| Dataset excerpts |
⟨

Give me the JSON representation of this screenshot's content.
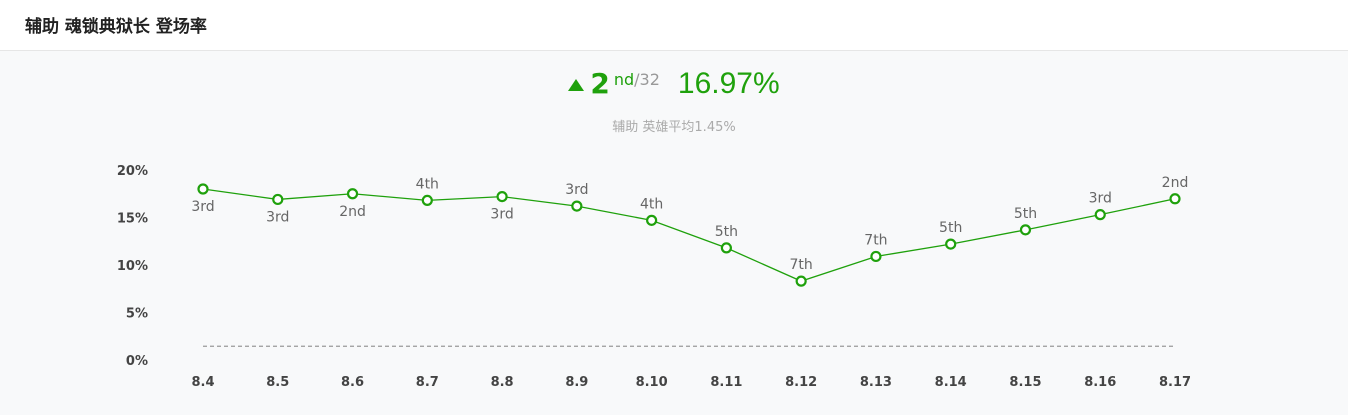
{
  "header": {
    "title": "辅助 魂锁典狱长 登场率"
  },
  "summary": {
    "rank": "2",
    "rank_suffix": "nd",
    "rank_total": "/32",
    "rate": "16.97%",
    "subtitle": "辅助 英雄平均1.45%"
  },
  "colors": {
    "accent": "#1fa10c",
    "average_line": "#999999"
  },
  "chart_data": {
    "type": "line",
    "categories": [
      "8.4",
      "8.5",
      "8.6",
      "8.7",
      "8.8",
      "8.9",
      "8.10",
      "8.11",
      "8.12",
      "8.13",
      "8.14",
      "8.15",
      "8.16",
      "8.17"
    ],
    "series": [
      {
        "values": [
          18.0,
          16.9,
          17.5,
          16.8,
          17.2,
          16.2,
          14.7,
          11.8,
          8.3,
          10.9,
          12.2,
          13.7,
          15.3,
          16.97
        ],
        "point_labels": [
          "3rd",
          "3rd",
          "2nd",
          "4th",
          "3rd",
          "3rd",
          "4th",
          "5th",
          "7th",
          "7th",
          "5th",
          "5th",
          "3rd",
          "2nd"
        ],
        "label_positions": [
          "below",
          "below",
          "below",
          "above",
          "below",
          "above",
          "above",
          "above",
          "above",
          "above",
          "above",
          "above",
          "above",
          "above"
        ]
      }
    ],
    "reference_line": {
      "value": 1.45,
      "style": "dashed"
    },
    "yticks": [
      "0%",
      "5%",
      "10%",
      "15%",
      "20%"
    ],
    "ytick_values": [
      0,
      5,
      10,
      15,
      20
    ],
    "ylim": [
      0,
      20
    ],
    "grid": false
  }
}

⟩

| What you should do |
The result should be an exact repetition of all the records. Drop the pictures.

| Response to this exercise |
Give me the JSON representation of this screenshot's content.
{
  "header": {
    "title": "辅助 魂锁典狱长 登场率"
  },
  "summary": {
    "rank": "2",
    "rank_suffix": "nd",
    "rank_total": "/32",
    "rate": "16.97%",
    "subtitle": "辅助 英雄平均1.45%"
  },
  "colors": {
    "accent": "#1fa10c",
    "average_line": "#999999"
  },
  "chart_data": {
    "type": "line",
    "categories": [
      "8.4",
      "8.5",
      "8.6",
      "8.7",
      "8.8",
      "8.9",
      "8.10",
      "8.11",
      "8.12",
      "8.13",
      "8.14",
      "8.15",
      "8.16",
      "8.17"
    ],
    "series": [
      {
        "values": [
          18.0,
          16.9,
          17.5,
          16.8,
          17.2,
          16.2,
          14.7,
          11.8,
          8.3,
          10.9,
          12.2,
          13.7,
          15.3,
          16.97
        ],
        "point_labels": [
          "3rd",
          "3rd",
          "2nd",
          "4th",
          "3rd",
          "3rd",
          "4th",
          "5th",
          "7th",
          "7th",
          "5th",
          "5th",
          "3rd",
          "2nd"
        ],
        "label_positions": [
          "below",
          "below",
          "below",
          "above",
          "below",
          "above",
          "above",
          "above",
          "above",
          "above",
          "above",
          "above",
          "above",
          "above"
        ]
      }
    ],
    "reference_line": {
      "value": 1.45,
      "style": "dashed"
    },
    "yticks": [
      "0%",
      "5%",
      "10%",
      "15%",
      "20%"
    ],
    "ytick_values": [
      0,
      5,
      10,
      15,
      20
    ],
    "ylim": [
      0,
      20
    ],
    "grid": false
  }
}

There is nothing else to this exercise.